Transportation project cost estimation is the process of forecasting the total cost of a project. Decision makers need accurate cost estimates, to allocate resources across projects efficiently. However, the transportation sector is notorious for project costs exceeding original estimates. Improved transportation cost estimation procedures allow for a more efficient and sustainable allocation of financial resources.
AASHTOWare Project Estimation is the primary cost estimation software used by several state Departments of Transportation. AASHTOWare Project Estimator allows users to enter the items used in a transportation project and the quantity of each item used. AASHTOWare then estimates a unit price for each item based upon historic data derived from previous transportation projects in the state that have used those items. AASHTOWare also generates 94.5% confidence intervals for each item unit cost estimate. However, previous research has demonstrated that these confidence intervals are derived under the assumption that the underlying costs are normally distributed, rather than using the actual cost distributions present in the underlying data (Reichard, et al., 2021). AASHTOWare also does not currently report uncertainty for the total project cost estimate. Decision makers would benefit from having access to uncertainty for individual cost components, as well as the total project cost estimate. Knowledge of total project cost uncertainty would allow planners to hold some funding in reserve, to insure against potential cost overruns, or release funds that are not needed on reserve.

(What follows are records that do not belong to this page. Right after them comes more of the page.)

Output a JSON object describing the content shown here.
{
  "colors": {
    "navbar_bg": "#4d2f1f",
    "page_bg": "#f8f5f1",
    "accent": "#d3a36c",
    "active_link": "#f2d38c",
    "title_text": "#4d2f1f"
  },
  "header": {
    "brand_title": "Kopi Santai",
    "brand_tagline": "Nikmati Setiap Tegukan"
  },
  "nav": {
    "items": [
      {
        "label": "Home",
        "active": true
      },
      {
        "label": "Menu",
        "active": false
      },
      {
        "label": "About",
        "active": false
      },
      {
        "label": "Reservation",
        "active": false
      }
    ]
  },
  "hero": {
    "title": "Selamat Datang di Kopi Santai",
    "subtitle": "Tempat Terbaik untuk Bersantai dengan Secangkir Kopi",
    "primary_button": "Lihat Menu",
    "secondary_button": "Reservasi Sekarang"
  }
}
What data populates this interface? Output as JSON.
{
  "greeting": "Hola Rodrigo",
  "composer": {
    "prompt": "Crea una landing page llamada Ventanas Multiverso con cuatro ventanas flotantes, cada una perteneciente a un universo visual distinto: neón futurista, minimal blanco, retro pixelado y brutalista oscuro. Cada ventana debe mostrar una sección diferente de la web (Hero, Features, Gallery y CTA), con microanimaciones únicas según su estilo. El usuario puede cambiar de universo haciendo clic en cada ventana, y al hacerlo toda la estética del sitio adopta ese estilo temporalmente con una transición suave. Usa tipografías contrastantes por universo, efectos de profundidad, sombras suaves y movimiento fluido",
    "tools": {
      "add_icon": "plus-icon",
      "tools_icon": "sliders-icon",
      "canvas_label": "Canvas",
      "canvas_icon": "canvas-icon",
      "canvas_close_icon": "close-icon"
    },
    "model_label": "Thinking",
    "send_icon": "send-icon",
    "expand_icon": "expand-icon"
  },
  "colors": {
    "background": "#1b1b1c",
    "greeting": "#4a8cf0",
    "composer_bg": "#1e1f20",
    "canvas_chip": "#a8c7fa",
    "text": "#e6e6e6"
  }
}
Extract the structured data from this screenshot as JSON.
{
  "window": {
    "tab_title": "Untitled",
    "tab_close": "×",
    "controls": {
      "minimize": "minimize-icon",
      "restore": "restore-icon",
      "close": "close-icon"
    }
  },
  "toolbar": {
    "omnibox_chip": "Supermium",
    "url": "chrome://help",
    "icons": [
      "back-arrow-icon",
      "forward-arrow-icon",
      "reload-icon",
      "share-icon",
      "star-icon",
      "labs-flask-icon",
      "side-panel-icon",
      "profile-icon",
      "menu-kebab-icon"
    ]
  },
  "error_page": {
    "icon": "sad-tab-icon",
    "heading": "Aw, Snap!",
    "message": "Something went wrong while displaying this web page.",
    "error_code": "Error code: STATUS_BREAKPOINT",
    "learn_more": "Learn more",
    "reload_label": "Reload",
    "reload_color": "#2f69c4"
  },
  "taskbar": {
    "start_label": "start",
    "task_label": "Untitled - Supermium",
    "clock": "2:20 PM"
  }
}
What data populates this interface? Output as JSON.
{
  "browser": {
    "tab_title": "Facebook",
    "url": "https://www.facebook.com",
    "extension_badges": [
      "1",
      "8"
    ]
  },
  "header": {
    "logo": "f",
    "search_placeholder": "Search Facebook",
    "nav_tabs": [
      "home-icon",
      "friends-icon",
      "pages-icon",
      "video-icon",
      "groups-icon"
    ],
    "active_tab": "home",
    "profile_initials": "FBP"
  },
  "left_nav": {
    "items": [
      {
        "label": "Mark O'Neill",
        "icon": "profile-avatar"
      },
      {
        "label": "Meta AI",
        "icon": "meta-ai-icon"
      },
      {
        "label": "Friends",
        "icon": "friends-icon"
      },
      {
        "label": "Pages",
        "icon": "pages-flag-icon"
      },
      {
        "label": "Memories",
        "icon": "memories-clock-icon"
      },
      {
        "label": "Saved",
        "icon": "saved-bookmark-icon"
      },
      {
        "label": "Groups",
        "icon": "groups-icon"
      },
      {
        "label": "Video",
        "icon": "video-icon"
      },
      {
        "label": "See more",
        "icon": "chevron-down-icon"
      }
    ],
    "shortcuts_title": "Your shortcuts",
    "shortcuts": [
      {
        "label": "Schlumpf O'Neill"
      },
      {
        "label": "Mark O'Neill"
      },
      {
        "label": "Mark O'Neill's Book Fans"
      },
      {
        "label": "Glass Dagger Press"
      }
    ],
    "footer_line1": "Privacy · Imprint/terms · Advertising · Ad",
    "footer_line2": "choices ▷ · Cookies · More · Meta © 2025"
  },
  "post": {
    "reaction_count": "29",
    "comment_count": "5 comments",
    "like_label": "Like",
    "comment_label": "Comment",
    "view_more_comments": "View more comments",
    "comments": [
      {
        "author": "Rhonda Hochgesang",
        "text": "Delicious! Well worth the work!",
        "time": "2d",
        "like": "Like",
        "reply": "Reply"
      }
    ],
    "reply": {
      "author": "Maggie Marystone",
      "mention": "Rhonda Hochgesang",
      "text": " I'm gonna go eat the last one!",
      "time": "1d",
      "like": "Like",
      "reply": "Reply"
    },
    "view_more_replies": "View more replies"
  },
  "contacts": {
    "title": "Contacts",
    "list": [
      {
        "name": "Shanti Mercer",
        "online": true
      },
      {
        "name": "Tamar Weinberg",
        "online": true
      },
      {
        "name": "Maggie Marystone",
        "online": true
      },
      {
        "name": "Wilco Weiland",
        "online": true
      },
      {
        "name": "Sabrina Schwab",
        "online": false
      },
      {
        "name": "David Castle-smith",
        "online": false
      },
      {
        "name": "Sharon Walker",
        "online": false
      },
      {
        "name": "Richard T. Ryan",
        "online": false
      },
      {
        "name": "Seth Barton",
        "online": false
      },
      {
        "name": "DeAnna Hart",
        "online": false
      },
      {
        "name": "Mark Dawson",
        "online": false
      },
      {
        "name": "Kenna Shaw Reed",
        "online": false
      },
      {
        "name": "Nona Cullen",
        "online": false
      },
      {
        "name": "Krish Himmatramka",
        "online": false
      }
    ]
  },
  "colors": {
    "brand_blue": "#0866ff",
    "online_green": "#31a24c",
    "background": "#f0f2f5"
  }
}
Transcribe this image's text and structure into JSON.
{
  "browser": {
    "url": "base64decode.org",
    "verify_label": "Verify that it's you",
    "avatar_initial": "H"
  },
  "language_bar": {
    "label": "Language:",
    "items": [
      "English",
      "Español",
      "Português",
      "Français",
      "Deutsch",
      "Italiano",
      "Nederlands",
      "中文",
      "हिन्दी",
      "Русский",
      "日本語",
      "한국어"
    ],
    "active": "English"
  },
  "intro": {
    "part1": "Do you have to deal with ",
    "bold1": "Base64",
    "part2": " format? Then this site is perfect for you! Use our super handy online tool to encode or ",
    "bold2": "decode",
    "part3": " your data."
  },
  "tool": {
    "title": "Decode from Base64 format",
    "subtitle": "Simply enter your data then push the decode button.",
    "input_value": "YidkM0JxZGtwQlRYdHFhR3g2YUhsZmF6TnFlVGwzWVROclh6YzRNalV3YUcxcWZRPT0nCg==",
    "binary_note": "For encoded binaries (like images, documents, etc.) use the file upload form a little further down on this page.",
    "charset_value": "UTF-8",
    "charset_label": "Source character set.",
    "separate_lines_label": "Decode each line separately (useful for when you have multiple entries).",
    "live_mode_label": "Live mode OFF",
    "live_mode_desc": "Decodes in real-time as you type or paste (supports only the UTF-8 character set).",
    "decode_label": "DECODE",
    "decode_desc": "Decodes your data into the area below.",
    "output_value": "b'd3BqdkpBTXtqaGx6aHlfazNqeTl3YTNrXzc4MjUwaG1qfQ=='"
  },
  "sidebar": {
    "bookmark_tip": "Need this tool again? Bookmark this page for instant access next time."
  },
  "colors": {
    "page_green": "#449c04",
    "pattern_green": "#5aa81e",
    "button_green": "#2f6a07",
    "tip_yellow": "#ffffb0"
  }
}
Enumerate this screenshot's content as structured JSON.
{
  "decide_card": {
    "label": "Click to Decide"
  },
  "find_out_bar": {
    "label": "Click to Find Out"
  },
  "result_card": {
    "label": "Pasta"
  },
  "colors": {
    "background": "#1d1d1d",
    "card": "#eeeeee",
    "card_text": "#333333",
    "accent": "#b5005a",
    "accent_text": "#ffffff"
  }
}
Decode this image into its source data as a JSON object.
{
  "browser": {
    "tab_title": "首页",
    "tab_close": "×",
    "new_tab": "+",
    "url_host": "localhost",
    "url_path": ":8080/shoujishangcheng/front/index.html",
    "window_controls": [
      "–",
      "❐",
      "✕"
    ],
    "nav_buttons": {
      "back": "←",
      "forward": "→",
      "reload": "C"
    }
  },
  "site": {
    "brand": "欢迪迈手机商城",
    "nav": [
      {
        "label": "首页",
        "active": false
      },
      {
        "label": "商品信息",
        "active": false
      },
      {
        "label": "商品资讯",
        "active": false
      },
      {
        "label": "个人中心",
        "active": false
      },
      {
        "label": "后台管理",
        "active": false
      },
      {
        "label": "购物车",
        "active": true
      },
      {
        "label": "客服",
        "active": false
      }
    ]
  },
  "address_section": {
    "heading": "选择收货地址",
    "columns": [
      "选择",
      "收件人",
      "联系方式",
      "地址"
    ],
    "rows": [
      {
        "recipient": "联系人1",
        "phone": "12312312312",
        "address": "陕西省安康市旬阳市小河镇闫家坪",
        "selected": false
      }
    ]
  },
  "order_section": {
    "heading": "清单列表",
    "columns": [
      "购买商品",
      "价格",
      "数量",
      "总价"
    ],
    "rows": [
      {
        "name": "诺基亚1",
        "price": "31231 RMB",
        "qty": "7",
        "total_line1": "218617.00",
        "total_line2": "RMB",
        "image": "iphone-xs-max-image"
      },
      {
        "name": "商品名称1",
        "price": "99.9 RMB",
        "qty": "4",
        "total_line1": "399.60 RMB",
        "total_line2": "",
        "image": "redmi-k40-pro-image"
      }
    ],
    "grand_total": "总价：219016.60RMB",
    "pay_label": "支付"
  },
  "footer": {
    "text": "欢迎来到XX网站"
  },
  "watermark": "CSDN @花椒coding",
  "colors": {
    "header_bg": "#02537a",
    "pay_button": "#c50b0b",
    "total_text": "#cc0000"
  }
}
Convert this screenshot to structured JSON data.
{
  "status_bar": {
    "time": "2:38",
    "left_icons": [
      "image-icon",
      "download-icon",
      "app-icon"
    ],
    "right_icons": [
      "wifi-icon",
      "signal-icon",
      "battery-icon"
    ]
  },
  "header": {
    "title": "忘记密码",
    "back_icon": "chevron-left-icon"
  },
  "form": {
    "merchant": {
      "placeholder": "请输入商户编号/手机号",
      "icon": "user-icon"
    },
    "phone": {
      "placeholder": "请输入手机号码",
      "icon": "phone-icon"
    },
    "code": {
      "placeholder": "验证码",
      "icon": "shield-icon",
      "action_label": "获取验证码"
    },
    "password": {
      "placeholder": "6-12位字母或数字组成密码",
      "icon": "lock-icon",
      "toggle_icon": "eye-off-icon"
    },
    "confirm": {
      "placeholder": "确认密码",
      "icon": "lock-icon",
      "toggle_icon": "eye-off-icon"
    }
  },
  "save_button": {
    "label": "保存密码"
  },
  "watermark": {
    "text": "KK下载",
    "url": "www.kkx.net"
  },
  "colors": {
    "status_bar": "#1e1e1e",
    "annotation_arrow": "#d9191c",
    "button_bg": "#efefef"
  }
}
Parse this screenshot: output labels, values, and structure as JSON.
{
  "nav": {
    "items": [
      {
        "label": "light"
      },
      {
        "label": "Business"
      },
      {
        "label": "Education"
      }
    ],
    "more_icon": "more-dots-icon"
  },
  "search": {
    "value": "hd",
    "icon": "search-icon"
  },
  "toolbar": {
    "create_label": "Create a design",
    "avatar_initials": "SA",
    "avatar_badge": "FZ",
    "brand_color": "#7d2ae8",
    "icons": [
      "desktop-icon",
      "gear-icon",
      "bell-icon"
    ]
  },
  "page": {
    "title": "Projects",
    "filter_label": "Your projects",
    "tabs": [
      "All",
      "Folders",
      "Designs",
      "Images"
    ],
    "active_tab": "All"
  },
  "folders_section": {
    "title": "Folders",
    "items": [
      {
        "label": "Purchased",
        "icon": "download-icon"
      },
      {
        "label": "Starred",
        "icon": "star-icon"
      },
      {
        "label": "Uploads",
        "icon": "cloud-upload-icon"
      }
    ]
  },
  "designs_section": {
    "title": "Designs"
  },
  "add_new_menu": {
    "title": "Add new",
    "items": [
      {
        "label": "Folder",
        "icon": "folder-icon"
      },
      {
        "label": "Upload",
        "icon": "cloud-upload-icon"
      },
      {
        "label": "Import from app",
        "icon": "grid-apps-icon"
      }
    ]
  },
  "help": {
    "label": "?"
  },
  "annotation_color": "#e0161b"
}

This research proposes to use bootstrap analysis to derive confidence intervals for each item in the AASHTOWare database (Efron and Tibshirani, 1994; Efron and Tibshirani, 1986). Then, Monte Carlo simulation will be employed to estimate the probability distribution of total expected project costs, based upon the variability of item costs (Guensler and Leonard, 1995). With this addition, AASHTOWare would be able to report the 5th and 95th (or 10th and 90th) percentile cost estimates, along with the expected cost of a project to decision makers with resource allocation. The use of asymmetrical bootstrap confidence intervals for item costs within the model would better reflect the actual distribution of item costs, as well as the combined effect for the entire project.
Previous research has also shown that a relatively small subset of project items can be responsible for the vast majority of total project uncertainty (Reichard, et al., 2021). Items that have a large degree of component cost uncertainty and that are used in large quantities may be responsible for several million dollars in total project cost uncertainty. This research will also assess the potential impact of high-use, high-cost-volatility items on total costs across project types. The analyses will reveal which items are the greatest contributors to total project cost uncertainty and should assist in future policy efforts designed to control costs (perhaps through long-term contracts designed to reduce item cost volatility), thereby reducing transportation project cost uncertainty. The findings generated by this research will improve sustainable transportation lifecycle cost estimation, allowing for funding to be used more efficiently and to maximize benefits per capital dollar spent.